Caitlin’s multifaceted job as Managing Director of FynbosLIFE puts many of the skills acquired from her non-linear career path to work. A childhood interest in veterinary science was steered towards human medicine, but ultimately the pull of natural science led her to botany, pollination ecology, horticulture, and wildlife habitat restoration. She has worked at SANBI, WESSA and Iziko Museums, and dabbled in insights analysis, french translation, art, writing, design, marketing and communications, while studying a PhD in Botany (plant-animal interactions) part-time.

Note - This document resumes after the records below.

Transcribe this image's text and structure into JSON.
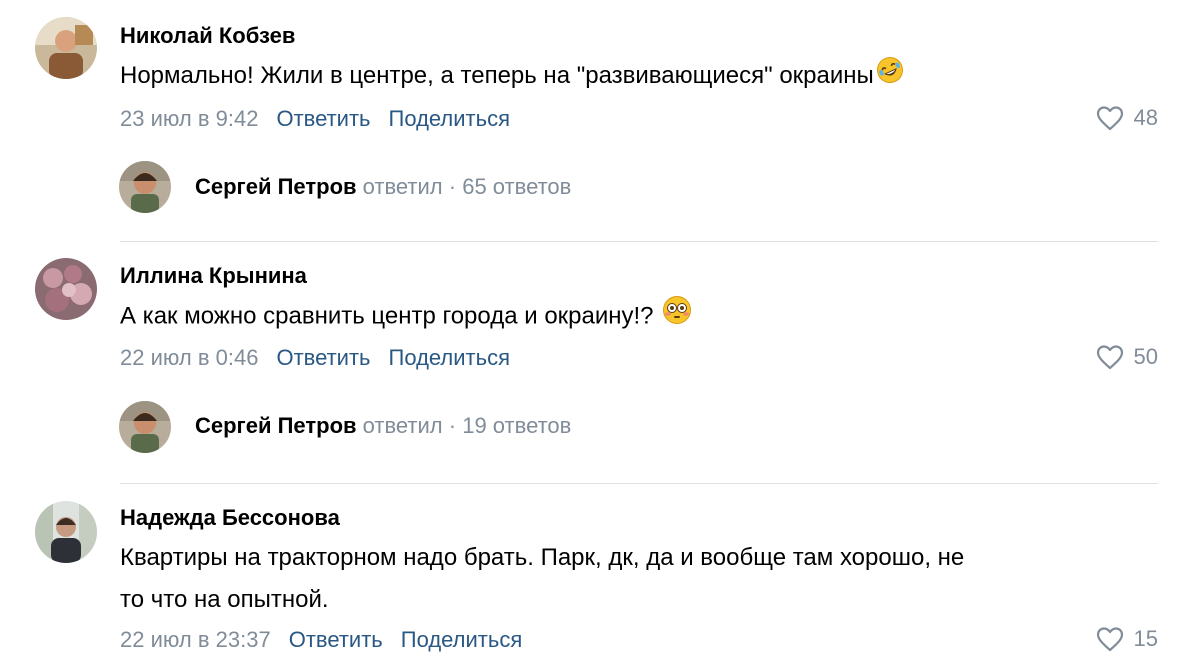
{
  "comments": [
    {
      "author": "Николай Кобзев",
      "text": "Нормально! Жили в центре, а теперь на \"развивающиеся\" окраины",
      "emoji": "rolling-on-floor-laughing-emoji",
      "date": "23 июл в 9:42",
      "reply_label": "Ответить",
      "share_label": "Поделиться",
      "likes": "48",
      "reply": {
        "name": "Сергей Петров",
        "verb": "ответил",
        "dot": "·",
        "count": "65 ответов"
      }
    },
    {
      "author": "Иллина Крынина",
      "text": "А как можно сравнить центр города и окраину!?",
      "emoji": "flushed-face-emoji",
      "date": "22 июл в 0:46",
      "reply_label": "Ответить",
      "share_label": "Поделиться",
      "likes": "50",
      "reply": {
        "name": "Сергей Петров",
        "verb": "ответил",
        "dot": "·",
        "count": "19 ответов"
      }
    },
    {
      "author": "Надежда Бессонова",
      "text_line1": "Квартиры на тракторном надо брать. Парк, дк, да и вообще там хорошо, не",
      "text_line2": "то что на опытной.",
      "date": "22 июл в 23:37",
      "reply_label": "Ответить",
      "share_label": "Поделиться",
      "likes": "15"
    }
  ],
  "colors": {
    "link": "#2a5885",
    "meta": "#818c99",
    "divider": "#dce1e6"
  },
  "icons": {
    "like": "heart-outline-icon"
  }
}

It was Caitlin’s mother, Jane – long-time environmental educator and volunteer garden guide at Kirstenbosch – who inspired her to follow a fulfilling career in fynbos conservation. Although she is not the veterinary or reconstructive surgeon once intended, Caitlin has had extraordinarily intriguing experiences dissecting cadavers; delivering babies; assisting in surgery on humans and animals; treating township pets; documenting threatened plants off the beaten track all over the Cape Floristic Region; teaching schoolchildren from Harmony Flats to Pondoland about plant monitoring, and, more recently, researching pollination and floral colour divergence in the snotrosie.

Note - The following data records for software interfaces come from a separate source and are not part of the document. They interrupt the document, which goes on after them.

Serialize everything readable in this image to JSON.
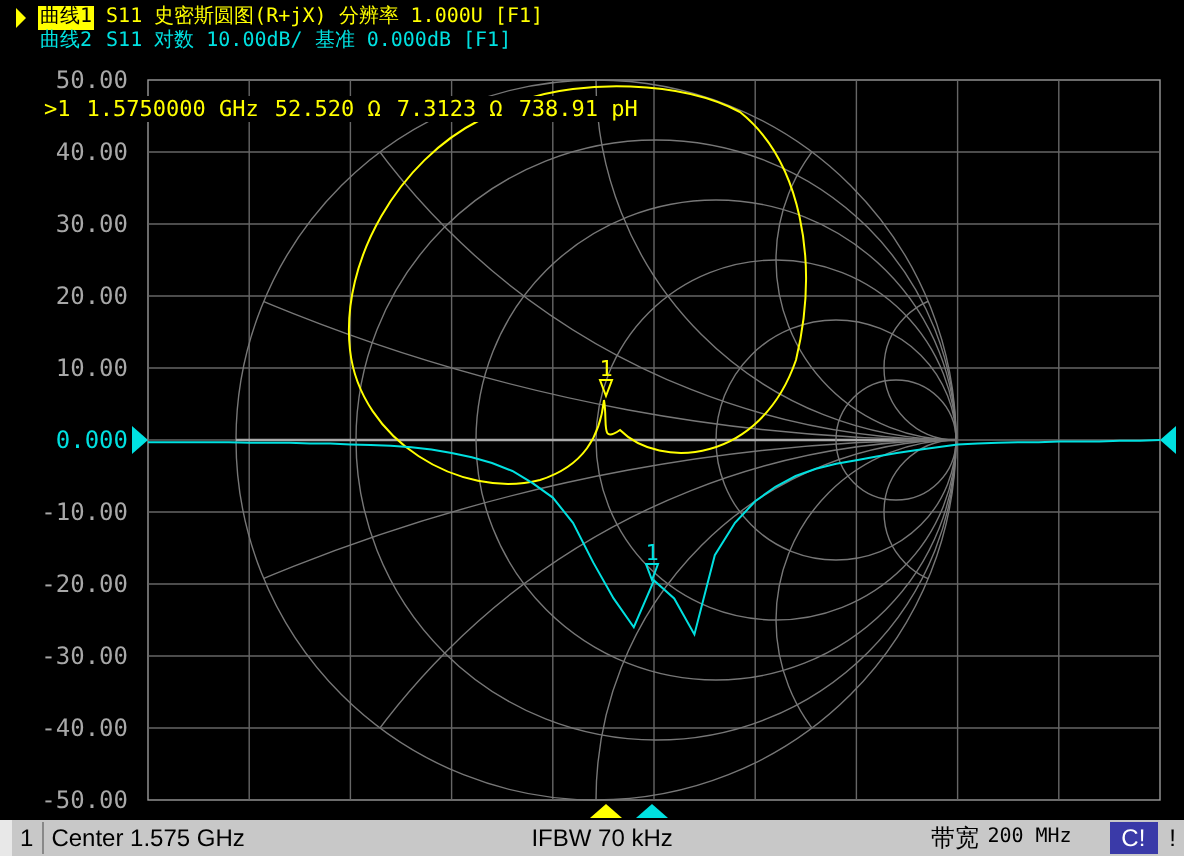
{
  "traces": [
    {
      "label": "曲线1",
      "selected": true,
      "text": "S11 史密斯圆图(R+jX) 分辨率 1.000U [F1]",
      "color": "#ffff00"
    },
    {
      "label": "曲线2",
      "selected": false,
      "text": "S11 对数 10.00dB/ 基准 0.000dB [F1]",
      "color": "#00e0e0"
    }
  ],
  "chart_data": {
    "type": "line",
    "ylim": [
      -50,
      50
    ],
    "yticks": [
      {
        "value": 50,
        "label": "50.00"
      },
      {
        "value": 40,
        "label": "40.00"
      },
      {
        "value": 30,
        "label": "30.00"
      },
      {
        "value": 20,
        "label": "20.00"
      },
      {
        "value": 10,
        "label": "10.00"
      },
      {
        "value": 0,
        "label": "0.000"
      },
      {
        "value": -10,
        "label": "-10.00"
      },
      {
        "value": -20,
        "label": "-20.00"
      },
      {
        "value": -30,
        "label": "-30.00"
      },
      {
        "value": -40,
        "label": "-40.00"
      },
      {
        "value": -50,
        "label": "-50.00"
      }
    ],
    "series": [
      {
        "color": "#00e0e0",
        "values": [
          -0.3,
          -0.3,
          -0.3,
          -0.3,
          -0.3,
          -0.4,
          -0.4,
          -0.4,
          -0.5,
          -0.5,
          -0.6,
          -0.7,
          -0.8,
          -1.0,
          -1.3,
          -1.8,
          -2.4,
          -3.2,
          -4.3,
          -6.0,
          -8.0,
          -11.5,
          -17.0,
          -22.0,
          -26.0,
          -19.5,
          -22.0,
          -27.0,
          -16.0,
          -11.5,
          -8.5,
          -6.5,
          -5.0,
          -4.0,
          -3.3,
          -2.8,
          -2.3,
          -1.8,
          -1.4,
          -1.0,
          -0.6,
          -0.5,
          -0.4,
          -0.3,
          -0.3,
          -0.2,
          -0.2,
          -0.2,
          -0.1,
          -0.1,
          0.0
        ]
      }
    ],
    "ref_lines": [
      {
        "axis": "y",
        "value": 0
      }
    ],
    "grid": true
  },
  "marker_readout": {
    "index": ">1",
    "frequency": "1.5750000 GHz",
    "resistance": "52.520 Ω",
    "reactance": "7.3123 Ω",
    "inductance": "738.91 pH"
  },
  "markers": [
    {
      "label": "1",
      "color": "#ffff00"
    },
    {
      "label": "1",
      "color": "#00e0e0"
    }
  ],
  "status_bar": {
    "channel": "1",
    "center": "Center 1.575 GHz",
    "ifbw": "IFBW 70 kHz",
    "bandwidth_label": "带宽",
    "bandwidth_value": "200 MHz",
    "cal_badge": "C!",
    "warning": "!"
  }
}
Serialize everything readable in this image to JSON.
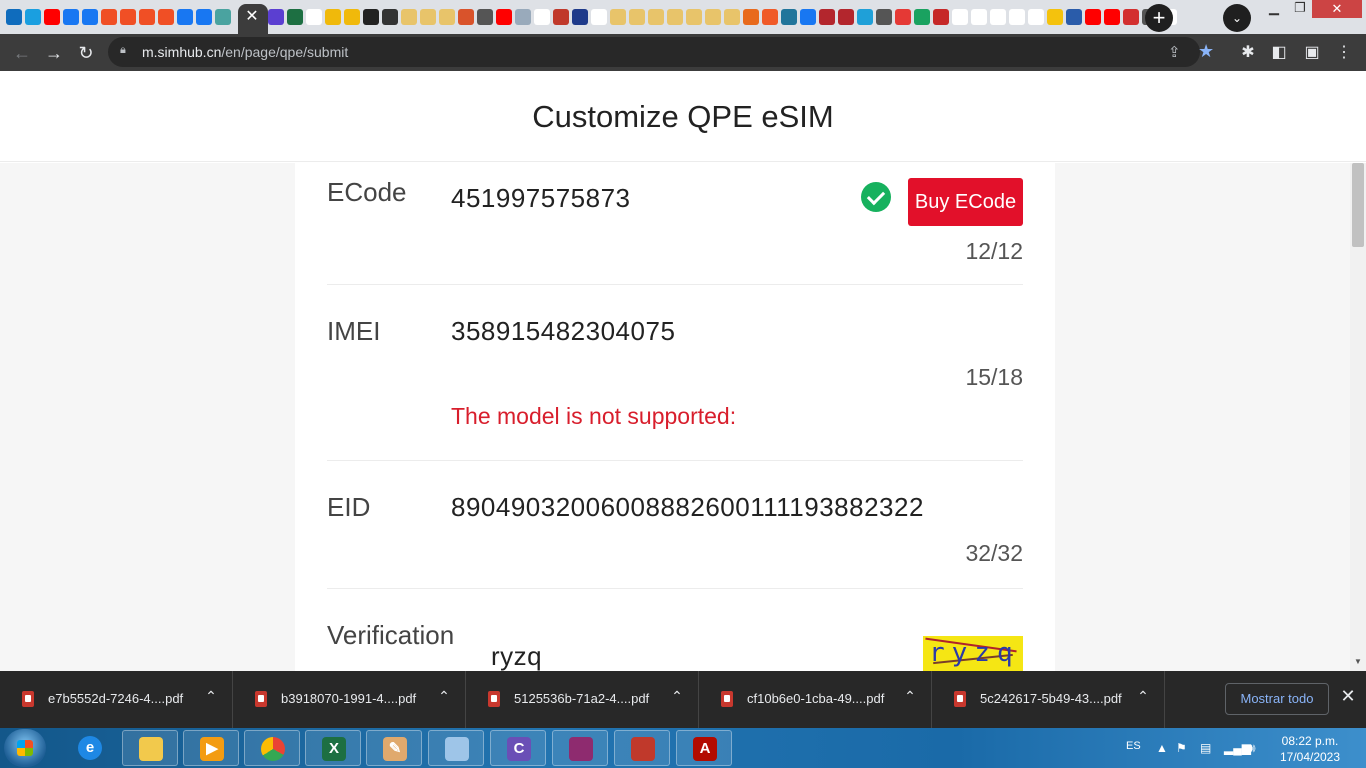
{
  "browser": {
    "url_host": "m.simhub.cn",
    "url_path": "/en/page/qpe/submit",
    "close_glyph": "✕",
    "new_tab_glyph": "+",
    "tab_search_glyph": "⌄"
  },
  "page": {
    "title": "Customize QPE eSIM"
  },
  "form": {
    "ecode": {
      "label": "ECode",
      "value": "451997575873",
      "counter": "12/12",
      "buy_label": "Buy ECode"
    },
    "imei": {
      "label": "IMEI",
      "value": "358915482304075",
      "counter": "15/18",
      "error": "The model is not supported:"
    },
    "eid": {
      "label": "EID",
      "value": "89049032006008882600111193882322",
      "counter": "32/32"
    },
    "verification": {
      "label": "Verification",
      "value": "ryzq",
      "captcha_text": "ryzq"
    }
  },
  "downloads": {
    "items": [
      {
        "name": "e7b5552d-7246-4....pdf"
      },
      {
        "name": "b3918070-1991-4....pdf"
      },
      {
        "name": "5125536b-71a2-4....pdf"
      },
      {
        "name": "cf10b6e0-1cba-49....pdf"
      },
      {
        "name": "5c242617-5b49-43....pdf"
      }
    ],
    "show_all": "Mostrar todo"
  },
  "taskbar": {
    "language": "ES",
    "time": "08:22 p.m.",
    "date": "17/04/2023"
  },
  "colors": {
    "accent_red": "#e2102a",
    "success_green": "#17b15e",
    "error_red": "#d81e2c"
  }
}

Having carried out extensive botanical fieldwork, she uncovered an Endangered plant species new to science, which contributed towards the declaration of the Moutonshoek Protected Environment. She considers this discovery her proudest moment, given that it helped protect one of the most spectacular natural areas on Earth from mining.
Now, through FynbosLIFE, she devotes her life to the rehabilitation of landscapes altered by urbanisation, and does so with the utmost care and passion for her work. Click here to listen to Caitlin chat to Phemelo Motene on SAfm about biodiversity restoration and how she believes that locally indigenous plants can heal the earth.